■ **Task prompt**: Search the entries below for "caption" and copy each matching line.

■ **Available data**:
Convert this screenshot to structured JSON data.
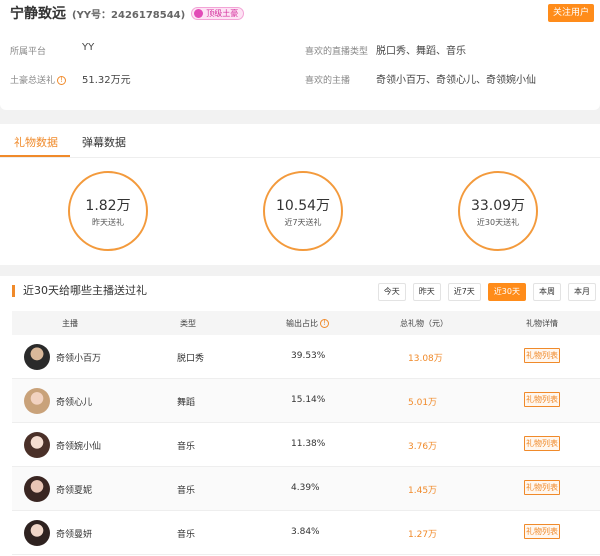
{
  "profile": {
    "name": "宁静致远",
    "yy_id": "(YY号：2426178544)",
    "badge": "顶级土豪",
    "follow_label": "关注用户",
    "platform_label": "所属平台",
    "platform_value": "YY",
    "total_gift_label": "土豪总送礼",
    "total_gift_value": "51.32万元",
    "fav_type_label": "喜欢的直播类型",
    "fav_type_value": "脱口秀、舞蹈、音乐",
    "fav_anchor_label": "喜欢的主播",
    "fav_anchor_value": "奇领小百万、奇领心儿、奇领婉小仙"
  },
  "tabs": [
    "礼物数据",
    "弹幕数据"
  ],
  "stats": [
    {
      "value": "1.82万",
      "caption": "昨天送礼"
    },
    {
      "value": "10.54万",
      "caption": "近7天送礼"
    },
    {
      "value": "33.09万",
      "caption": "近30天送礼"
    }
  ],
  "ranking": {
    "title": "近30天给哪些主播送过礼",
    "filters": [
      "今天",
      "昨天",
      "近7天",
      "近30天",
      "本周",
      "本月"
    ],
    "active_filter": "近30天",
    "headers": [
      "主播",
      "类型",
      "输出占比",
      "总礼物（元）",
      "礼物详情"
    ],
    "gift_button_label": "礼物列表",
    "rows": [
      {
        "anchor": "奇领小百万",
        "type": "脱口秀",
        "ratio": "39.53%",
        "total": "13.08万"
      },
      {
        "anchor": "奇领心儿",
        "type": "舞蹈",
        "ratio": "15.14%",
        "total": "5.01万"
      },
      {
        "anchor": "奇领婉小仙",
        "type": "音乐",
        "ratio": "11.38%",
        "total": "3.76万"
      },
      {
        "anchor": "奇领夏妮",
        "type": "音乐",
        "ratio": "4.39%",
        "total": "1.45万"
      },
      {
        "anchor": "奇领曼妍",
        "type": "音乐",
        "ratio": "3.84%",
        "total": "1.27万"
      }
    ]
  },
  "colors": {
    "accent": "#f08a2a",
    "button": "#ff8c1a"
  }
}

■ **Written response**:
      "caption": "昨天送礼"
      "caption": "近7天送礼"
      "caption": "近30天送礼"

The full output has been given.